Stress | A Blog About Slowing Down

Recent circumstances have imposed limits on my availability and ability to fulfill both personal and professional duties.  I use the word ‘imposed’ because it is, essentially, an imposition.   It just is.  Slowing down in order to hone in on priorities doesn’t sound like an imposition, it sounds sensible.  But try it, and I promise, that for most people, it’s not so easy.  Sensible – yes.  But not easy.    

The pace with which most of us have to contend is fast.  That’s no big revelation.  In order to keep up, compete, challenge one’s self and the like, a person has no choice but to operate at a fast pace, primarily because everyone else does.  Nobody likes the feeling of falling short of responsibility or expectations, and not many people enjoy feeling left out.  So we continue at the pace of everyone else in order to feel as though we’re satisfying the demands necessary for life to go on.  My most used statement over the past couple of years?  “I can’t relax until I send this email.” 

And it’s true.  If I feel as though things are left unfinished, it is difficult for me to rest.  I’ve talked with a lot of people recently who feel the same way… in fact, the majority. 

I hear a lot of colleagues and friends say that, when they go on vacation, it takes them three or more days to truly feel like they are on vacation.  I’ve had the same feeling.  And this, too, is true.  Our metabolic system is working at a rate that doesn’t allow us to feel relaxed for 3 or more days.  Sometimes, instead of a vacation, it takes an unwelcome event for us to slow down.  I’ve been challenging myself to accept this fact with grace, and to allow a slower pace to enter the fold.  I’d be lying if I said it doesn’t feel foreign, but I’m also getting acquainted with it, and little by little, savoring it. 

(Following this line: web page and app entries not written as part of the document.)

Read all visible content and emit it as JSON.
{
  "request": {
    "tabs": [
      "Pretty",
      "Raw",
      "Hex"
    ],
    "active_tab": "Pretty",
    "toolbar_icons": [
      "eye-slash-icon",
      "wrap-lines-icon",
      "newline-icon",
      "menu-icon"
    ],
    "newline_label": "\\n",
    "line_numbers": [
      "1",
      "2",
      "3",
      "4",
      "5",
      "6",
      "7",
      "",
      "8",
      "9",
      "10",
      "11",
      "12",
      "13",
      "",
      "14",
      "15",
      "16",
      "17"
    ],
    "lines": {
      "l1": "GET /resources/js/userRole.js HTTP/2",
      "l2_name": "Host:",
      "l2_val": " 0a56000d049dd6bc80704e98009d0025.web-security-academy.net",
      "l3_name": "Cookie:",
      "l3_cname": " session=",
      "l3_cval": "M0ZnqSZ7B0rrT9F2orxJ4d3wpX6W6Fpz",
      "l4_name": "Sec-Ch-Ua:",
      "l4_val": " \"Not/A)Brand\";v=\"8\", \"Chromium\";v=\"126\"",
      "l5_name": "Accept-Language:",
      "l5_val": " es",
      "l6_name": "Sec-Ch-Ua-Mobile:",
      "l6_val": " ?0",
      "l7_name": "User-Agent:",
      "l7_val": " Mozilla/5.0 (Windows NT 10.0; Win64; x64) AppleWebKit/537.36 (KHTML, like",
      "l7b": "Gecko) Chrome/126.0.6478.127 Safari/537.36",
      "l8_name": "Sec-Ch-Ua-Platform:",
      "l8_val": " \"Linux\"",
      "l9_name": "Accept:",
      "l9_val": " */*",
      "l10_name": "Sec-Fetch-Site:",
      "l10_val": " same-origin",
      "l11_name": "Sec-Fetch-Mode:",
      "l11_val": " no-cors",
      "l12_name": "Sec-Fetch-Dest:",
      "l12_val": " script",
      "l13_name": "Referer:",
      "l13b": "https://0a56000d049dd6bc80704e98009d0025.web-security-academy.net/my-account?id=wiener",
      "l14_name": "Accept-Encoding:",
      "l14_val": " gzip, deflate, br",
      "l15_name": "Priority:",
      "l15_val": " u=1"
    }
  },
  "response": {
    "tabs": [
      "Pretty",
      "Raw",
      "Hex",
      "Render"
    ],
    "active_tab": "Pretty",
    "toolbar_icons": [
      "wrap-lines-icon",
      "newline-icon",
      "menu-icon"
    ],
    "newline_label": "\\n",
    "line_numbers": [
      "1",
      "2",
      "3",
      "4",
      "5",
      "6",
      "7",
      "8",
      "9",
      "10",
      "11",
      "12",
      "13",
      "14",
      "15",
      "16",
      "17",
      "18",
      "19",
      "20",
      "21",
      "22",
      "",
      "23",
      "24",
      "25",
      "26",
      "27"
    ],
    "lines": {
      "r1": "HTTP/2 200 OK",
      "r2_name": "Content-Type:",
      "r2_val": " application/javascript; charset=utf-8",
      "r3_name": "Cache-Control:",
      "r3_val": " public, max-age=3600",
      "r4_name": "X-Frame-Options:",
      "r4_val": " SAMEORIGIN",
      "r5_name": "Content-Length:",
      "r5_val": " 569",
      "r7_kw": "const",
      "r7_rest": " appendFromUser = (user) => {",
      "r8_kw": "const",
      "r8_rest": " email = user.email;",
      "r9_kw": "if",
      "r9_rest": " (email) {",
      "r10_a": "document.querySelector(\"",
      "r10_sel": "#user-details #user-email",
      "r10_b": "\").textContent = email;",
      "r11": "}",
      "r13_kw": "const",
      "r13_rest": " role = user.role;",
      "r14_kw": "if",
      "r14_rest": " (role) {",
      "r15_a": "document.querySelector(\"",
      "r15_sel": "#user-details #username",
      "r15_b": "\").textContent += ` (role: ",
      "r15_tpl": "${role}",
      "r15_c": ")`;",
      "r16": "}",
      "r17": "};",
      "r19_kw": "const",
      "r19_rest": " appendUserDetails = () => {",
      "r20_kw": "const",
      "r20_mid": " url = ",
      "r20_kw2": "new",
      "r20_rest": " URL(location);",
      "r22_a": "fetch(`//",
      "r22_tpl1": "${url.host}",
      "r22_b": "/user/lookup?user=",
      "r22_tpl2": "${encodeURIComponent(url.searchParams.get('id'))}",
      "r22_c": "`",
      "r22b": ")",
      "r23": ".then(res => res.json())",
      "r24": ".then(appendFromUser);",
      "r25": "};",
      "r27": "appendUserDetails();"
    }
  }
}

My challenge to you is to do it on your own and see what happens.  I’m pretty relaxed and there’s quite a snowball effect from that (in a good way)… and my inbox is full of unopened emails.        

Written by Ann Kellogg, MS, LPC